TRY IT: Pull every line with "number" from the material.

PROVIDED RECORDS:
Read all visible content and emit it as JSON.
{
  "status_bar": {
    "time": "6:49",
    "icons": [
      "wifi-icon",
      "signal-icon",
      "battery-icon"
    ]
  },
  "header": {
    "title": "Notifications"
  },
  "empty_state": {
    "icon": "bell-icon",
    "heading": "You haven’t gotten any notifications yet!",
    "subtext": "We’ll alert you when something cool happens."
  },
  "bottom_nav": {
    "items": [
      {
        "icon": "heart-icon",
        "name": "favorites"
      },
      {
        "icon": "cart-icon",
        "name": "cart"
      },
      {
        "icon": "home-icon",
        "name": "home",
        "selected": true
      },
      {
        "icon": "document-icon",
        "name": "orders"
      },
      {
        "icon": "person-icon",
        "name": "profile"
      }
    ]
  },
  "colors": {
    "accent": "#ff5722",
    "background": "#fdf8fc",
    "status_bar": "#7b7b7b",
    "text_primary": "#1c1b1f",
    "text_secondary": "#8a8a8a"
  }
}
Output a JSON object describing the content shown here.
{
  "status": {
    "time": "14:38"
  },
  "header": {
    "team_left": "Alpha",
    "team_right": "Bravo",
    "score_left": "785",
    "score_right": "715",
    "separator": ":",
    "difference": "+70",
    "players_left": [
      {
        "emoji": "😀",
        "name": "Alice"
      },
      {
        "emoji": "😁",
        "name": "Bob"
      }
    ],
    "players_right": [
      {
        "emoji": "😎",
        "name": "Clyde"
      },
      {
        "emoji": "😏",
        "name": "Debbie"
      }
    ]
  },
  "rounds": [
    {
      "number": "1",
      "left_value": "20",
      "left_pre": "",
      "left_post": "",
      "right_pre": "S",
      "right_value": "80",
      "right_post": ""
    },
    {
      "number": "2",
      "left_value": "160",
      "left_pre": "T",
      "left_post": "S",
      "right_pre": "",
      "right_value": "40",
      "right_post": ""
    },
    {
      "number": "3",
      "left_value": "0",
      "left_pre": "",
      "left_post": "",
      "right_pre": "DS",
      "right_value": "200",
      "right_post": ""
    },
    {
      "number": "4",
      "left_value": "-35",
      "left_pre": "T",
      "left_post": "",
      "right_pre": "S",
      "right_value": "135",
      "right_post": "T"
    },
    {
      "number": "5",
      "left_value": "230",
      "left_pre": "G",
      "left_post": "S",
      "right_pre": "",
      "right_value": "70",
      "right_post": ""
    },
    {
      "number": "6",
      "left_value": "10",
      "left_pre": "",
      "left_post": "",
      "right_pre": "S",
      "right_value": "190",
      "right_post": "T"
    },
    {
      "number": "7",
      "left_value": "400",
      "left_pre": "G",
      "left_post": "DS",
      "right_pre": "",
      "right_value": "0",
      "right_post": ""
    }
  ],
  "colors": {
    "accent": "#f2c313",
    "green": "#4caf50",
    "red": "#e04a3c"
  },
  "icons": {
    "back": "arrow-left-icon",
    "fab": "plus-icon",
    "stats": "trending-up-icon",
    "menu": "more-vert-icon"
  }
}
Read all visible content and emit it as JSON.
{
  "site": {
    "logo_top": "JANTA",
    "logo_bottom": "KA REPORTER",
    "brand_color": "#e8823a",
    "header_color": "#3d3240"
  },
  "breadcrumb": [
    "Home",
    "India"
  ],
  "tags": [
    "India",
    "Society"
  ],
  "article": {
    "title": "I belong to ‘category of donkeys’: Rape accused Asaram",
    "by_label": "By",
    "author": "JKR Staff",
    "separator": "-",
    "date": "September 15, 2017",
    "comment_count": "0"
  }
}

ANSWER SECTION:
      "number": "1",
      "number": "2",
      "number": "3",
      "number": "4",
      "number": "5",
      "number": "6",
      "number": "7",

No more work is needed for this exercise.